After a stretch of work travel and intense business, I’m home in bed to prevent the worsening of an oncoming cold. To prepare for hunkering down, I grabbed two types of chicken noodle soup from the store last night. Even when selecting higher-priced (read: higher quality?) options, I am left with the same conclusion I always have: homemade soup is best.
When I lived in Wisconsin, I would spend many a Sunday in winter making soup while listening to A Prairie Home Companion on NPR (long before the host was deemed to be a creep). I had a pretty basic understanding of the process: saute the aromatics, add spices or dried herbs, throw in protein or grain with broth or stock, load it up with more vegetables, simmer and season to taste.
Several years ago, I read Michael Pollan’s Cooked and learned the more intricate differences between soup bases (e.g., mirepoix, sofrito, etc.) and the history of braising. However, it wasn’t until I took a “Soups for the Season” cooking class at the acclaimed Culinary Institute of America that I began to really understand what makes really good soup. It’s not just the quality of ingredients or making it at home, it’s how it is shared.

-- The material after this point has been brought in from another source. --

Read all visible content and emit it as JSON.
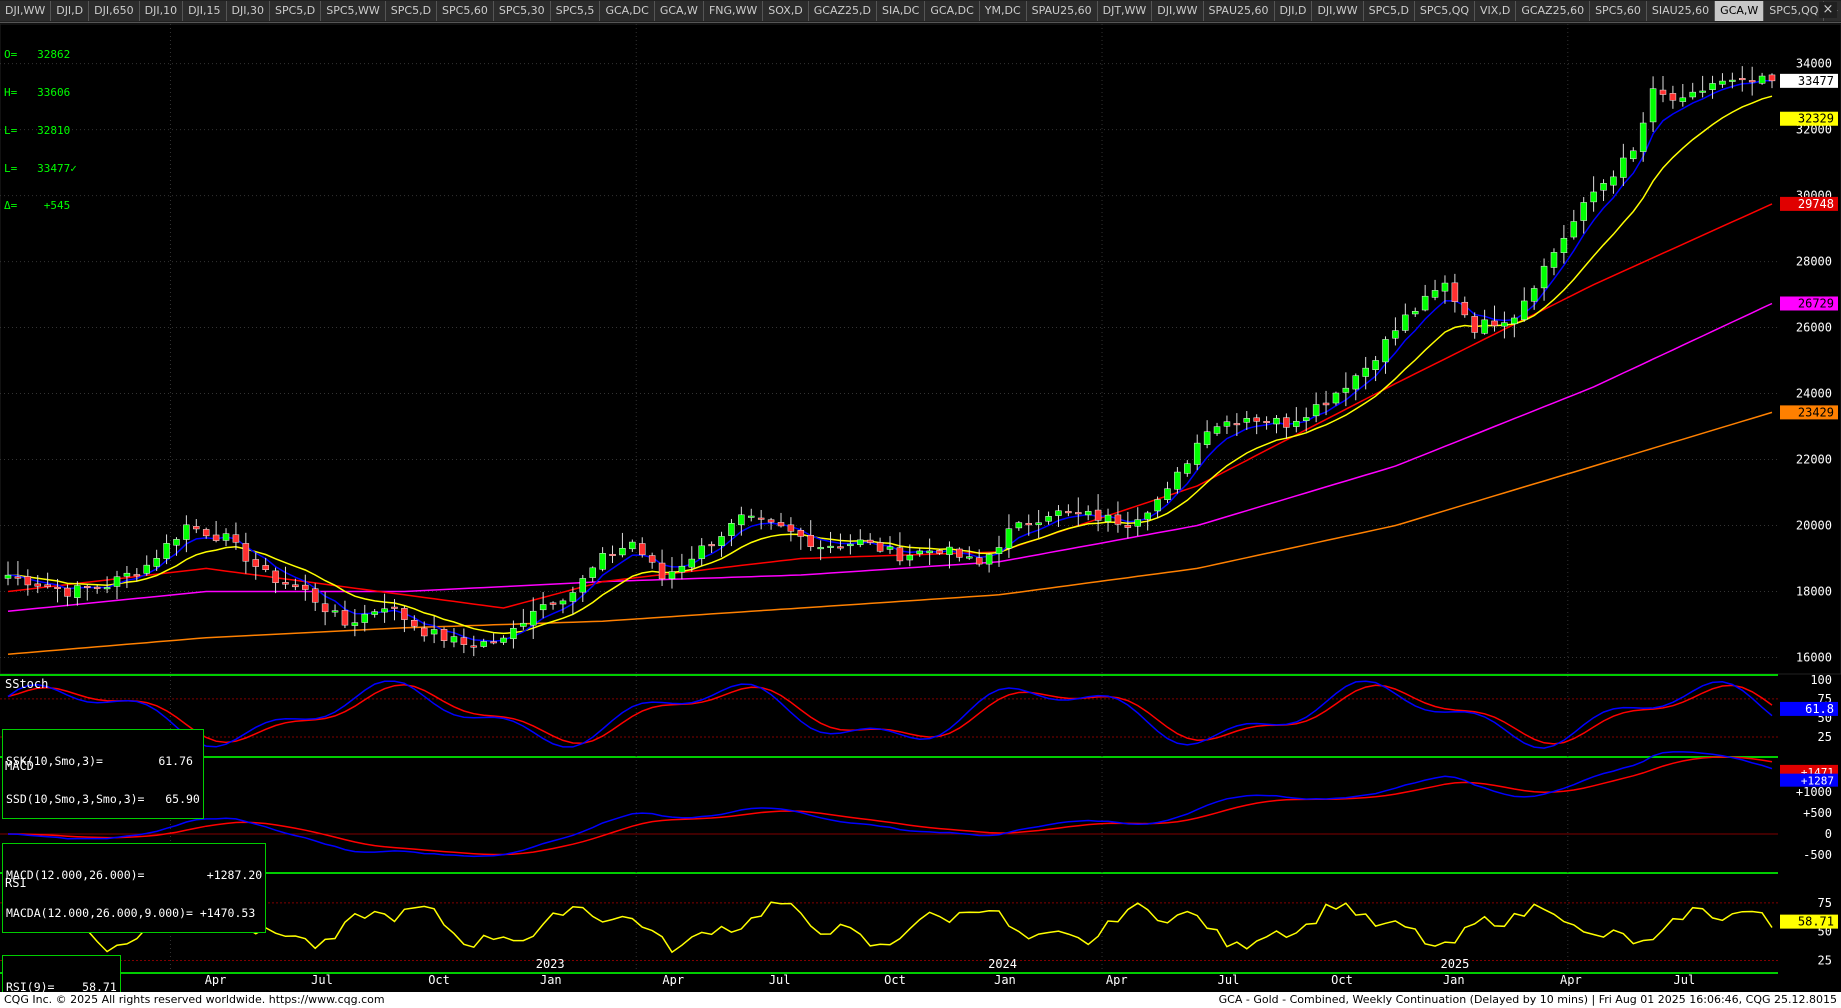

When, where, and with whom we eat is just as (if not more) important than what we eat. Offering tastes without ever experiencing a meal is like teaching letter names without ever reading text. Learning the norms and practices for different meal times and types opens students eyes to just how diverse food is and provides an opportunity to build community through cuisine. Humans, especially, use food for more than fulfilling a biological need; this theme encourages peers to learn what common foodways they share.Common Core Cooking (2018)
Maybe that’s why the Common Core Cooking lesson “Something from Nothing,” was such a hit with the kinder students at Pueblo Vista Magnet School this year. The team of kinder teachers have used the “Something from Nothing” lesson in their unit about plant parts for several years now. It serves as a culminating activity to celebrate their learning and involve parents. This year teachers raved about their five- and six-year old students who could identify all the vegetables in their bowls after drawing their stone soup recipes.
Personally, I think it’s the way this team has grown in their enthusiasm for garden-based learning that made them enjoy the lesson so much this year. Like me getting better at cooking soup, they have improved upon the lesson year after year, which has built team unity and collaboration. Not only did the teachers eat carrots pulled from the ground on the day they planned the lesson, but they even recorded a video to share with students to teach how you know when a carrot is ready to be pulled. They take their students to the garden weekly now, compared to only seasonally a few years ago.
Like learning to cook, learning to garden with kids takes time. Similarly, a wining recipe for teaching teachers to fall in love with garden-based learning includes long-term commitment and a trial-and-error approach. But the payoff is worth it: just like making stone soup is good for the body and soul, making every teacher a food educator is good for society as a whole.
- Plant a soup garden.
- Sow & grow different kinds of carrots.
- Harvest herbs for sensory analysis